Access to Justice Inquiry
Small business owners experience a power imbalance in their dealings with big business and government. This can stop them from pursuing the court system because of the cost, time and resources. On 4 December 2017, the Australian Small Business and Family Enterprise Ombudsman launched a two-part inquiry into access to justice for small business.
Phase I examined the nature and incidence of disputes, actions taken by small business when faced with a dispute and the factors that influence whether a small business continues to seek resolution of, or abandoned, a dispute. More than 1,600 small businesses across Australia were surveyed.
The Access to Justice: Where do small businesses go? research report found:
- the average cost to resolve a dispute through formal pathways is over $130,000; double of that a decade ago
- payment times and terms remain the biggest cause of disputes
- time and cost are the most significant factors when determining how far to pursue resolution of a dispute
- 22% of small businesses surveyed were involved in a serious dispute in the last five years
- 62% sought legal advice either from a lawyer or another legal service
- when escalated through a formal process, half of small business owners considered the amount of time and effort required was unreasonable.
Phase II will look at the formal and informal pathways, our court system, explore emerging ideas for streamlining processes and make recommendations to improve access to justice for small business owners.

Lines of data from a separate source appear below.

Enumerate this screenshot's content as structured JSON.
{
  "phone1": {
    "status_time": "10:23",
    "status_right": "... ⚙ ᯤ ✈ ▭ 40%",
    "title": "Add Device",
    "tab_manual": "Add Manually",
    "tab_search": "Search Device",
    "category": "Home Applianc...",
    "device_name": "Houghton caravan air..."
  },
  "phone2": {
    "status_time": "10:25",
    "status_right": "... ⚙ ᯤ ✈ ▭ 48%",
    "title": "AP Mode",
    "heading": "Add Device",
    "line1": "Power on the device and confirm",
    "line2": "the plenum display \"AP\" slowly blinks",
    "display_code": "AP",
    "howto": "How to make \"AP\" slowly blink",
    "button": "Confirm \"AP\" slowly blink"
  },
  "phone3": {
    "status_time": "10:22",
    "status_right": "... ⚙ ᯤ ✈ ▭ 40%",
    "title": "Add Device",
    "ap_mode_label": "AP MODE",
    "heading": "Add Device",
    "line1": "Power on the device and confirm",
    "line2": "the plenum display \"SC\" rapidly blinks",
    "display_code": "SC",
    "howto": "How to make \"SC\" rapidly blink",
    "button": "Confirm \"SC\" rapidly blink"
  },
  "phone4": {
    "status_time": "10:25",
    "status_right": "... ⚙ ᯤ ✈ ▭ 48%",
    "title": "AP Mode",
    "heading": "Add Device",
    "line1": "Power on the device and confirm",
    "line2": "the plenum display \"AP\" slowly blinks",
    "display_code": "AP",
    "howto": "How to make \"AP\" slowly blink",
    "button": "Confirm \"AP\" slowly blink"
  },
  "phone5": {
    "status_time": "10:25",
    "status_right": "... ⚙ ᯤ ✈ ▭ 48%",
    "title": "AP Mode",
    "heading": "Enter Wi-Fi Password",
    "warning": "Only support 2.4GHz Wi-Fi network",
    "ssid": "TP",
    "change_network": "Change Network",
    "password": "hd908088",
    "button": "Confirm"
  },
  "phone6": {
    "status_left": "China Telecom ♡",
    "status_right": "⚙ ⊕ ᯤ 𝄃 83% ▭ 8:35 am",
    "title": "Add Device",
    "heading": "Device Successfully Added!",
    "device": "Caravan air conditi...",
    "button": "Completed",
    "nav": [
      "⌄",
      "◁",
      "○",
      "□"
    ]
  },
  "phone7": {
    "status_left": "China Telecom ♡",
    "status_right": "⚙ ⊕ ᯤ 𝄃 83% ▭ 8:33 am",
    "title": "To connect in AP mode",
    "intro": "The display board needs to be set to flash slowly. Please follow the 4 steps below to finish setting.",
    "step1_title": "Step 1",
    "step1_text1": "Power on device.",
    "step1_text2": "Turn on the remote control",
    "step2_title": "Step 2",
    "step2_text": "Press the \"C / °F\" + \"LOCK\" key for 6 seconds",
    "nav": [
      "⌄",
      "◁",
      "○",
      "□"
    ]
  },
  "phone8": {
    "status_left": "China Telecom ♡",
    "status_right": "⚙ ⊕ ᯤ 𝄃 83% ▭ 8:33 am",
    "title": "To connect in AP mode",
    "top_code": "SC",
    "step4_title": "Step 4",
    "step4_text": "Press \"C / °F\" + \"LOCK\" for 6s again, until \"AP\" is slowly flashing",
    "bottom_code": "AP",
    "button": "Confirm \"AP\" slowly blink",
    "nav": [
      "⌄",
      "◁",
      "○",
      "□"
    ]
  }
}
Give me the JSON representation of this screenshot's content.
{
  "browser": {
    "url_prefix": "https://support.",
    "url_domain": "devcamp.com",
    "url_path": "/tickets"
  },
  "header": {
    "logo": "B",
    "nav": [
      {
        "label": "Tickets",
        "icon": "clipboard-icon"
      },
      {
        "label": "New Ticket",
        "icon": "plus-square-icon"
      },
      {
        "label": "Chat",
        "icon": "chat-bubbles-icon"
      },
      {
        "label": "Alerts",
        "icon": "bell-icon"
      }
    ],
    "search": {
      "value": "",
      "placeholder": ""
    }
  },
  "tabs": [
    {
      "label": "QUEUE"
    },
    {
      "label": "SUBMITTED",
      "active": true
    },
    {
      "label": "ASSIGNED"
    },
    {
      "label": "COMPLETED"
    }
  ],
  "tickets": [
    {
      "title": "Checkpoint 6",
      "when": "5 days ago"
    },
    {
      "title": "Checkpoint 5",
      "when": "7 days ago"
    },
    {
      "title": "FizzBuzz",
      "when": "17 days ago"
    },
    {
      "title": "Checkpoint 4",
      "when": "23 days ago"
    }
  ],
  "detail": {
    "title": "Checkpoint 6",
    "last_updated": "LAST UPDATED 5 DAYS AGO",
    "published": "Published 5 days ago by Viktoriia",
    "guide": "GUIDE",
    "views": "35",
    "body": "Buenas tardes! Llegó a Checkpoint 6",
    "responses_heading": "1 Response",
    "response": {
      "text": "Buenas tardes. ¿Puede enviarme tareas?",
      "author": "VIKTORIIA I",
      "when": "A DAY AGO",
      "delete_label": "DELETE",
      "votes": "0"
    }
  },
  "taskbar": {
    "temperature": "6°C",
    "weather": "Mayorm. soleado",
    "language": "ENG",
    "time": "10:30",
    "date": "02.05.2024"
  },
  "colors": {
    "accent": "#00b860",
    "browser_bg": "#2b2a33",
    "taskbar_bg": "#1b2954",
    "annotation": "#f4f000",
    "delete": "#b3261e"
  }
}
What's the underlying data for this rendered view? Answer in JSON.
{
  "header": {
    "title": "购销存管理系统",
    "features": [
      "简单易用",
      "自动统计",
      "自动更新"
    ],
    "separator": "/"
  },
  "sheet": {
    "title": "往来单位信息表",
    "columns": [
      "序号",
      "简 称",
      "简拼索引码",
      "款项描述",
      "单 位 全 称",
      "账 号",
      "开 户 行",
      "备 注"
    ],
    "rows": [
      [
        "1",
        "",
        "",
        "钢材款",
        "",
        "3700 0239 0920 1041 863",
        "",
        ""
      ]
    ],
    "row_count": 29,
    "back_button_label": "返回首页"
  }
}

The final report of the Access to Justice Inquiry will be provided to the Minister by 31 March 2019.